Naltrexone is an opioid antagonist receptor used in the treatment of opioid and alcohol dependence. It is marketed under the trade names Depade and Revia, and in its generic form as naltrexone hydrochloride and hydrochloride salt. In the US it is also marketed under the trade name Vivitrol.
While Naltrexone has been shown to be effective as an integral part of the treatment of alcoholism and narcotic addiction, it does not come without a range of side effects that can vary from mild to severe depending on dosage, period of use and the individual user.
Common side effects of Naltrexone include emotional changes such as irritability, anxiety and restlessness. The user may feel light headed and prone to fainting, or may develop increased thirst, weakness and fatigue, bone and muscle pains, insomnia or disturbed sleep, reduced sex drive, impotence or difficulty in achieving an orgasm. Other side effects may not be reported, but users should be vigilant for the appearance of any physical changes and report them to their doctor.
In the case of serious side effects the use of Naltrexone should be immediately discontinued and emergency medical attention should be sought. Users should watch out for severe effects including blurred vision, hallucinations, confusion, thoughts of self harm or suicide, increased heart rate, tinnitus or ear pain, difficulty breathing, skin rashes or itching. Naltrexone users should not drive or operate heavy machinery.
In rare cases the use of Naltrexone has caused similar symptoms to those of opioid withdrawal, manifesting with nausea, abdominal cramps, muscle and joint pain, breathing difficulties, myalgia, depression and restlessness. These symptoms may be indistinguishable from opioid withdrawal, especially when the patient is being weaned from opioids.
In a small number of users Naltrexone may cause damage to the liver. A doctor may wish to test liver function before prescribing the drug, along with regular follow up tests to ensure normal liver function continues.
Up to 15% of Naltrexone users report experiencing depression during use. 1% report suicidal thoughts, and a smaller number have attempted suicide while using the drug.

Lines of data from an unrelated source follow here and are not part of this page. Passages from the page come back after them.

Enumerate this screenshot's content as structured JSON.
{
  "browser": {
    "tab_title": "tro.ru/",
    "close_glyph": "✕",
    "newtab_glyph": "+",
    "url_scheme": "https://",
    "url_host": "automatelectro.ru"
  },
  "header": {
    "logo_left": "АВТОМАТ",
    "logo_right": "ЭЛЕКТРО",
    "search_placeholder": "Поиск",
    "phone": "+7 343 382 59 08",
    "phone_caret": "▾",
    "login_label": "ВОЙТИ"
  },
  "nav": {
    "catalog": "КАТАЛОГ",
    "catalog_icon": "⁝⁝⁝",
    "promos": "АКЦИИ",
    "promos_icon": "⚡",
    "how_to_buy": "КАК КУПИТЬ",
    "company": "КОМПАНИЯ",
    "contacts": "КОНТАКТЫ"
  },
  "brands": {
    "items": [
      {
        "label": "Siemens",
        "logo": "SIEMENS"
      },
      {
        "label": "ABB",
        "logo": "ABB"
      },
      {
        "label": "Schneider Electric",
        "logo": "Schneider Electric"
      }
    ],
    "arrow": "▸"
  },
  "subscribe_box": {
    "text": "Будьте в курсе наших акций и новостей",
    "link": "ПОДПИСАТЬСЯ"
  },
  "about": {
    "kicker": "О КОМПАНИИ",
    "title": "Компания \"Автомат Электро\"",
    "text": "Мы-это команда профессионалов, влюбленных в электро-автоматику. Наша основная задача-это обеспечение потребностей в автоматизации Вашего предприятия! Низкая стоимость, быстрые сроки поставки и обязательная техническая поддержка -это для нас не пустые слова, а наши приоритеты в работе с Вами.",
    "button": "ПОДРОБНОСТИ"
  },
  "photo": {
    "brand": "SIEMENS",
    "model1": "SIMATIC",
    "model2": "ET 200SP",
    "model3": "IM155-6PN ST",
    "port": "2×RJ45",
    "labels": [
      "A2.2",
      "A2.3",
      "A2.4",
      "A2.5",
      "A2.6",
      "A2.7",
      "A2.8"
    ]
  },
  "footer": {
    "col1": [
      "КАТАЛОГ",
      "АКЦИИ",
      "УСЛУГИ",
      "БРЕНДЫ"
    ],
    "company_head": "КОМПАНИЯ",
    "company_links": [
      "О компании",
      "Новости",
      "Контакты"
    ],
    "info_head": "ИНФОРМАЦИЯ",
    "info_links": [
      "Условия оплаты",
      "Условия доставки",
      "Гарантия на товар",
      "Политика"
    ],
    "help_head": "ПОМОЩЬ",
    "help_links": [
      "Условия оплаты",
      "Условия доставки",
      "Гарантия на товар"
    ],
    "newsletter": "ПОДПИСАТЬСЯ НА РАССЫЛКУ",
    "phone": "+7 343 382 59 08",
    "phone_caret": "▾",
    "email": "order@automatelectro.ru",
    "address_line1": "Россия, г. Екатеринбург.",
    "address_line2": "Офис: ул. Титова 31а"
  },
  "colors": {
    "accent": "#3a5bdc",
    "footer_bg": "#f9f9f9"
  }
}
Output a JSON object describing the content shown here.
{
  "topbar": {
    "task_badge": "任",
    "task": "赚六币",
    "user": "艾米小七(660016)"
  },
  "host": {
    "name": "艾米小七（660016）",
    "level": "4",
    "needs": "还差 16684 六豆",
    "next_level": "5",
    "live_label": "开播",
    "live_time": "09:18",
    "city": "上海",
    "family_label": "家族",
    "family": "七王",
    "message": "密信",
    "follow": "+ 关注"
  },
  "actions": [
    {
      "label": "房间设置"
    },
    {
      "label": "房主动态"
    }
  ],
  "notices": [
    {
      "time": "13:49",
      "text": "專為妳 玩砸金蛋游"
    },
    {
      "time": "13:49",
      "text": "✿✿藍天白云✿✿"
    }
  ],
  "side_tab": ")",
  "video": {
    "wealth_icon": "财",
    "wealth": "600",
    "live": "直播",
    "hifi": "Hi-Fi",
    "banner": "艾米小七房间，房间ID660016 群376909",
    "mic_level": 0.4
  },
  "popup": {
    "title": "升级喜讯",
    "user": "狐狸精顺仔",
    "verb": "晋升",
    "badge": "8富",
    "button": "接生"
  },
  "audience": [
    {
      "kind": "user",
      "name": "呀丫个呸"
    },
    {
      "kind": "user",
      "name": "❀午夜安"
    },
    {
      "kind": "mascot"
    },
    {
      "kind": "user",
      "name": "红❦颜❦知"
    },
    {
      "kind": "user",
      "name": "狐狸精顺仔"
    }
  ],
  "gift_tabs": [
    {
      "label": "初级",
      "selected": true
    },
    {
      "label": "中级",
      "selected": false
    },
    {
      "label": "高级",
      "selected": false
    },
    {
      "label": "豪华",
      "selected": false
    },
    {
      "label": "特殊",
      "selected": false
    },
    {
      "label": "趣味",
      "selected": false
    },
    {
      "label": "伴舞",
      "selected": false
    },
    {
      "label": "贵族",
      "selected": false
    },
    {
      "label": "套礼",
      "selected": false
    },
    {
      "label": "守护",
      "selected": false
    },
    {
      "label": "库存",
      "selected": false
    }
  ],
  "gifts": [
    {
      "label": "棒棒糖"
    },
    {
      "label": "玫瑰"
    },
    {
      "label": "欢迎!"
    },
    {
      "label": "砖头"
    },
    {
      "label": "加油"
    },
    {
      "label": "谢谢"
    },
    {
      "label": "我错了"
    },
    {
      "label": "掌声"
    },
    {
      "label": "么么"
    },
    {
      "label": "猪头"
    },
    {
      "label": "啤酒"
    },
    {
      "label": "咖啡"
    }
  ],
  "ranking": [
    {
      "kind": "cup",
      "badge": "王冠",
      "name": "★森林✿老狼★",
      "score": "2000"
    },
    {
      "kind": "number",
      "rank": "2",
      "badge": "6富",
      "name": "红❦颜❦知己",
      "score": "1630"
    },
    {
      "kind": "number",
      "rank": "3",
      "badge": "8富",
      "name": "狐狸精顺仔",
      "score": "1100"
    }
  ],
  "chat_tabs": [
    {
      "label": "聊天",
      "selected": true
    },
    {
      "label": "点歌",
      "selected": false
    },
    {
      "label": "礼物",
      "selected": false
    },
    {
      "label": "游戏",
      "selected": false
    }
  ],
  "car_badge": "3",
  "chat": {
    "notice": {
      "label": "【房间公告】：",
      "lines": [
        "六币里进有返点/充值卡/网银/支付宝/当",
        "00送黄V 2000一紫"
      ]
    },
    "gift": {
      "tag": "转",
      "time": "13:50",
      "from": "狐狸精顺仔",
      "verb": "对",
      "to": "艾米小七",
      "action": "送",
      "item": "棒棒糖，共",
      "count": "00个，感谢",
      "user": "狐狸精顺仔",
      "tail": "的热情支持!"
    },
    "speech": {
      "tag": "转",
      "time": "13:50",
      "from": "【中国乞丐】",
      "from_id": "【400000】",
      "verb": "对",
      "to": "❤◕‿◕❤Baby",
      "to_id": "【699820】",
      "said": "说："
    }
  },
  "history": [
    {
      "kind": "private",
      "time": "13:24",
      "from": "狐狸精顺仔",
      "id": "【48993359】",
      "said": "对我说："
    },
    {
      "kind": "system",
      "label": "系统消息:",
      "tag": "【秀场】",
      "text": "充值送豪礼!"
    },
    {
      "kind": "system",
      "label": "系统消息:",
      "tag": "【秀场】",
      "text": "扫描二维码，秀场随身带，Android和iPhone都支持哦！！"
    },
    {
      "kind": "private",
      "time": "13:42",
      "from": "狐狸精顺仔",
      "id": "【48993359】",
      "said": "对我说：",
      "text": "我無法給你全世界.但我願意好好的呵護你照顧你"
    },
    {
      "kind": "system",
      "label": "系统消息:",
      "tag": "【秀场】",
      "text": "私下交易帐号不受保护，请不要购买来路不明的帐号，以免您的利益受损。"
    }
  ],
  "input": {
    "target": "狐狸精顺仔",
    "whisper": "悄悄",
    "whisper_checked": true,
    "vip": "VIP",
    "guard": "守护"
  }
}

A small number or users report nightmares, hallucinations, euphoria, delirium and decreased libido.
In more than 10% of cases users of Naltrexone have reported headaches, anxiety, low energy and insomnia, while fewer than 10% report loss of appetite, irritability, increased energy and dizziness. In rare cases users have complained of confusion, disorientation, uncontrolled muscular movements, excessive tiredness and weakness.
Patients using Naltrexone may be of the belief that they are immune to the effects of opioids, as Naltrexone works to block opioid receptors. In fact, even on Naltrexone the patient will experience the effects of opioids, though the effect will be reduced. As such users may be more at risk of opioid overdose due to the fact that a larger dose will be required to achieve noticeable effects. Users of Naltrexone should be closely monitored for relapse, especially in cases in which the patient continues to receive medications containing opioids.
Naltrexone blocks the effect of opioids to the degree that medications containing opioids may no longer be effective. Patients treated for common Naltrexone side effects may not respond to opioid based medications used to treat coughs, nausea and rashes caused by Naltrexone.
Naltrexone by itself does not treat alcohol or narcotic addiction, but simply helps block the effects of alcohol and narcotics as part of a complete drug and alcohol treatment program. Nor does Naltrexone treat the symptoms of drug and narcotic withdrawal.
It is important to note that medications designed for the purpose of alleviating the symptoms of withdrawal may be ineffective when used in conjunction with Naltrexone.
Naltrexone is occasionally used as part of a non-FDA approved treatment known as rapid opioid detoxification. The patient is placed under general anesthesia and implanted with Naltrexone in the abdomen. The purpose of this is to keep the patient sedated throughout the detoxification process, alleviating the withdrawal symptoms and allowing the patient to emerge from sedation clear of opioid withdrawal.
While this procedure may help reduce the side effects of both opioid withdrawal and Naltrexone (as the dosage is reduced once the patient regains consciousness) it does carry the risks associated with general anesthesia.